INSTRUCTIONS FOR THE TASK: Copy out each line containing "married" from the entries below.

Interface dataset entries
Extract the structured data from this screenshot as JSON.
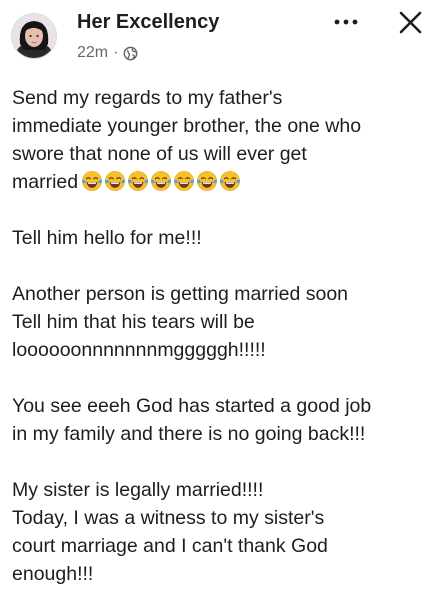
{
  "post": {
    "author_name": "Her Excellency",
    "timestamp": "22m",
    "separator": "·",
    "privacy_icon": "globe-icon",
    "more_icon": "more-options-icon",
    "close_icon": "close-icon"
  },
  "body": {
    "line_1": "Send my regards to my father's",
    "line_2": "immediate younger brother, the one who",
    "line_3": "swore that none of us will ever get",
    "line_4": "married",
    "emoji_name": "face-with-tears-of-joy",
    "emoji_count": 7,
    "line_5": "Tell him hello for me!!!",
    "line_6": "Another person is getting married soon",
    "line_7": "Tell him that his tears will be",
    "line_8": "loooooonnnnnnnmgggggh!!!!!",
    "line_9": "You see eeeh God has started a good job",
    "line_10": "in my family and there is no going back!!!",
    "line_11": "My sister is legally married!!!!",
    "line_12": "Today, I was a witness to my sister's",
    "line_13": "court marriage and I can't thank God",
    "line_14": "enough!!!"
  },
  "colors": {
    "text": "#1c1e21",
    "secondary_text": "#65676b",
    "emoji_face": "#f9c02e"
  }
}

EXERCISE RESULT:
    "line_4": "married",
    "line_6": "Another person is getting married soon",
    "line_11": "My sister is legally married!!!!",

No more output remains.